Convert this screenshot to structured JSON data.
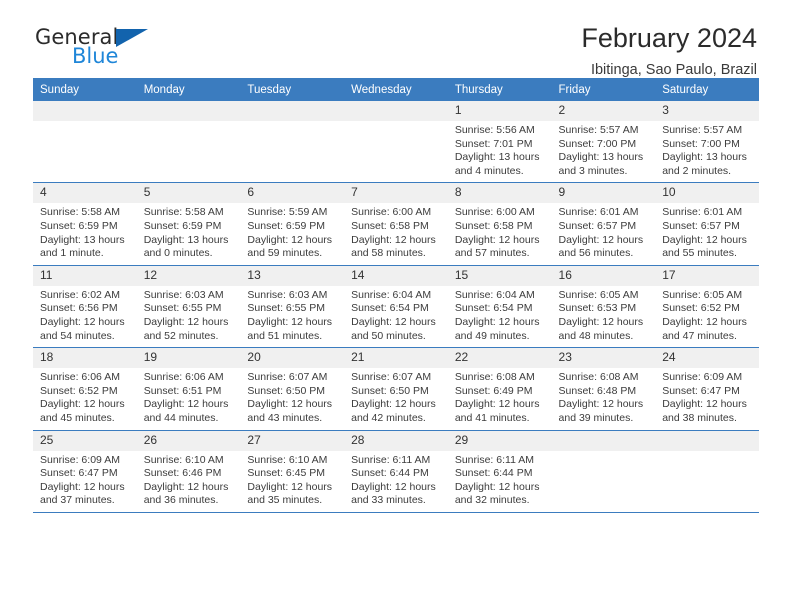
{
  "brand": {
    "name_part1": "General",
    "name_part2": "Blue",
    "triangle_color": "#1263ad",
    "blue_color": "#1f86d8"
  },
  "header": {
    "title": "February 2024",
    "subtitle": "Ibitinga, Sao Paulo, Brazil"
  },
  "theme": {
    "header_bg": "#3b7cbf",
    "daynum_bg": "#f0f0f0",
    "row_border": "#3b7cbf",
    "text": "#3c3c3c"
  },
  "weekdays": [
    "Sunday",
    "Monday",
    "Tuesday",
    "Wednesday",
    "Thursday",
    "Friday",
    "Saturday"
  ],
  "labels": {
    "sunrise": "Sunrise:",
    "sunset": "Sunset:",
    "daylight": "Daylight:"
  },
  "weeks": [
    [
      {
        "day": "",
        "sunrise": "",
        "sunset": "",
        "daylight": ""
      },
      {
        "day": "",
        "sunrise": "",
        "sunset": "",
        "daylight": ""
      },
      {
        "day": "",
        "sunrise": "",
        "sunset": "",
        "daylight": ""
      },
      {
        "day": "",
        "sunrise": "",
        "sunset": "",
        "daylight": ""
      },
      {
        "day": "1",
        "sunrise": "Sunrise: 5:56 AM",
        "sunset": "Sunset: 7:01 PM",
        "daylight": "Daylight: 13 hours and 4 minutes."
      },
      {
        "day": "2",
        "sunrise": "Sunrise: 5:57 AM",
        "sunset": "Sunset: 7:00 PM",
        "daylight": "Daylight: 13 hours and 3 minutes."
      },
      {
        "day": "3",
        "sunrise": "Sunrise: 5:57 AM",
        "sunset": "Sunset: 7:00 PM",
        "daylight": "Daylight: 13 hours and 2 minutes."
      }
    ],
    [
      {
        "day": "4",
        "sunrise": "Sunrise: 5:58 AM",
        "sunset": "Sunset: 6:59 PM",
        "daylight": "Daylight: 13 hours and 1 minute."
      },
      {
        "day": "5",
        "sunrise": "Sunrise: 5:58 AM",
        "sunset": "Sunset: 6:59 PM",
        "daylight": "Daylight: 13 hours and 0 minutes."
      },
      {
        "day": "6",
        "sunrise": "Sunrise: 5:59 AM",
        "sunset": "Sunset: 6:59 PM",
        "daylight": "Daylight: 12 hours and 59 minutes."
      },
      {
        "day": "7",
        "sunrise": "Sunrise: 6:00 AM",
        "sunset": "Sunset: 6:58 PM",
        "daylight": "Daylight: 12 hours and 58 minutes."
      },
      {
        "day": "8",
        "sunrise": "Sunrise: 6:00 AM",
        "sunset": "Sunset: 6:58 PM",
        "daylight": "Daylight: 12 hours and 57 minutes."
      },
      {
        "day": "9",
        "sunrise": "Sunrise: 6:01 AM",
        "sunset": "Sunset: 6:57 PM",
        "daylight": "Daylight: 12 hours and 56 minutes."
      },
      {
        "day": "10",
        "sunrise": "Sunrise: 6:01 AM",
        "sunset": "Sunset: 6:57 PM",
        "daylight": "Daylight: 12 hours and 55 minutes."
      }
    ],
    [
      {
        "day": "11",
        "sunrise": "Sunrise: 6:02 AM",
        "sunset": "Sunset: 6:56 PM",
        "daylight": "Daylight: 12 hours and 54 minutes."
      },
      {
        "day": "12",
        "sunrise": "Sunrise: 6:03 AM",
        "sunset": "Sunset: 6:55 PM",
        "daylight": "Daylight: 12 hours and 52 minutes."
      },
      {
        "day": "13",
        "sunrise": "Sunrise: 6:03 AM",
        "sunset": "Sunset: 6:55 PM",
        "daylight": "Daylight: 12 hours and 51 minutes."
      },
      {
        "day": "14",
        "sunrise": "Sunrise: 6:04 AM",
        "sunset": "Sunset: 6:54 PM",
        "daylight": "Daylight: 12 hours and 50 minutes."
      },
      {
        "day": "15",
        "sunrise": "Sunrise: 6:04 AM",
        "sunset": "Sunset: 6:54 PM",
        "daylight": "Daylight: 12 hours and 49 minutes."
      },
      {
        "day": "16",
        "sunrise": "Sunrise: 6:05 AM",
        "sunset": "Sunset: 6:53 PM",
        "daylight": "Daylight: 12 hours and 48 minutes."
      },
      {
        "day": "17",
        "sunrise": "Sunrise: 6:05 AM",
        "sunset": "Sunset: 6:52 PM",
        "daylight": "Daylight: 12 hours and 47 minutes."
      }
    ],
    [
      {
        "day": "18",
        "sunrise": "Sunrise: 6:06 AM",
        "sunset": "Sunset: 6:52 PM",
        "daylight": "Daylight: 12 hours and 45 minutes."
      },
      {
        "day": "19",
        "sunrise": "Sunrise: 6:06 AM",
        "sunset": "Sunset: 6:51 PM",
        "daylight": "Daylight: 12 hours and 44 minutes."
      },
      {
        "day": "20",
        "sunrise": "Sunrise: 6:07 AM",
        "sunset": "Sunset: 6:50 PM",
        "daylight": "Daylight: 12 hours and 43 minutes."
      },
      {
        "day": "21",
        "sunrise": "Sunrise: 6:07 AM",
        "sunset": "Sunset: 6:50 PM",
        "daylight": "Daylight: 12 hours and 42 minutes."
      },
      {
        "day": "22",
        "sunrise": "Sunrise: 6:08 AM",
        "sunset": "Sunset: 6:49 PM",
        "daylight": "Daylight: 12 hours and 41 minutes."
      },
      {
        "day": "23",
        "sunrise": "Sunrise: 6:08 AM",
        "sunset": "Sunset: 6:48 PM",
        "daylight": "Daylight: 12 hours and 39 minutes."
      },
      {
        "day": "24",
        "sunrise": "Sunrise: 6:09 AM",
        "sunset": "Sunset: 6:47 PM",
        "daylight": "Daylight: 12 hours and 38 minutes."
      }
    ],
    [
      {
        "day": "25",
        "sunrise": "Sunrise: 6:09 AM",
        "sunset": "Sunset: 6:47 PM",
        "daylight": "Daylight: 12 hours and 37 minutes."
      },
      {
        "day": "26",
        "sunrise": "Sunrise: 6:10 AM",
        "sunset": "Sunset: 6:46 PM",
        "daylight": "Daylight: 12 hours and 36 minutes."
      },
      {
        "day": "27",
        "sunrise": "Sunrise: 6:10 AM",
        "sunset": "Sunset: 6:45 PM",
        "daylight": "Daylight: 12 hours and 35 minutes."
      },
      {
        "day": "28",
        "sunrise": "Sunrise: 6:11 AM",
        "sunset": "Sunset: 6:44 PM",
        "daylight": "Daylight: 12 hours and 33 minutes."
      },
      {
        "day": "29",
        "sunrise": "Sunrise: 6:11 AM",
        "sunset": "Sunset: 6:44 PM",
        "daylight": "Daylight: 12 hours and 32 minutes."
      },
      {
        "day": "",
        "sunrise": "",
        "sunset": "",
        "daylight": ""
      },
      {
        "day": "",
        "sunrise": "",
        "sunset": "",
        "daylight": ""
      }
    ]
  ]
}
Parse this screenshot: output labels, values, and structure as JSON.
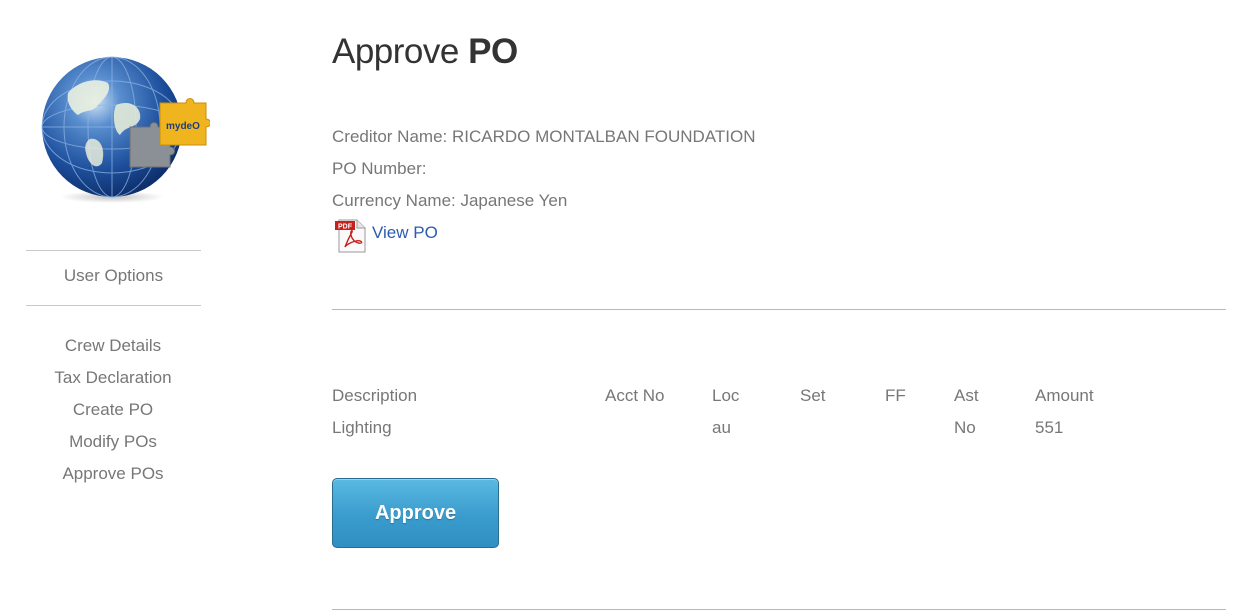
{
  "sidebar": {
    "logo_alt": "mydeO globe logo",
    "logo_text": "mydeO",
    "heading": "User Options",
    "items": [
      {
        "label": "Crew Details"
      },
      {
        "label": "Tax Declaration"
      },
      {
        "label": "Create PO"
      },
      {
        "label": "Modify POs"
      },
      {
        "label": "Approve POs"
      }
    ]
  },
  "page": {
    "title_prefix": "Approve",
    "title_bold": "PO"
  },
  "info": {
    "creditor": "Creditor Name: RICARDO MONTALBAN FOUNDATION",
    "po_number": "PO Number:",
    "currency": "Currency Name: Japanese Yen",
    "view_po": "View PO",
    "pdf_icon_label": "PDF"
  },
  "table": {
    "headers": [
      "Description",
      "Acct No",
      "Loc",
      "Set",
      "FF",
      "Ast",
      "Amount"
    ],
    "rows": [
      [
        "Lighting",
        "",
        "au",
        "",
        "",
        "No",
        "551"
      ]
    ]
  },
  "actions": {
    "approve_label": "Approve"
  },
  "colors": {
    "link": "#2a5db0",
    "button": "#3a9ccd",
    "text": "#777777",
    "title": "#333333"
  }
}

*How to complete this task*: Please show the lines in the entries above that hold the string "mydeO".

*Answer for the task*:
    "logo_alt": "mydeO globe logo",
    "logo_text": "mydeO",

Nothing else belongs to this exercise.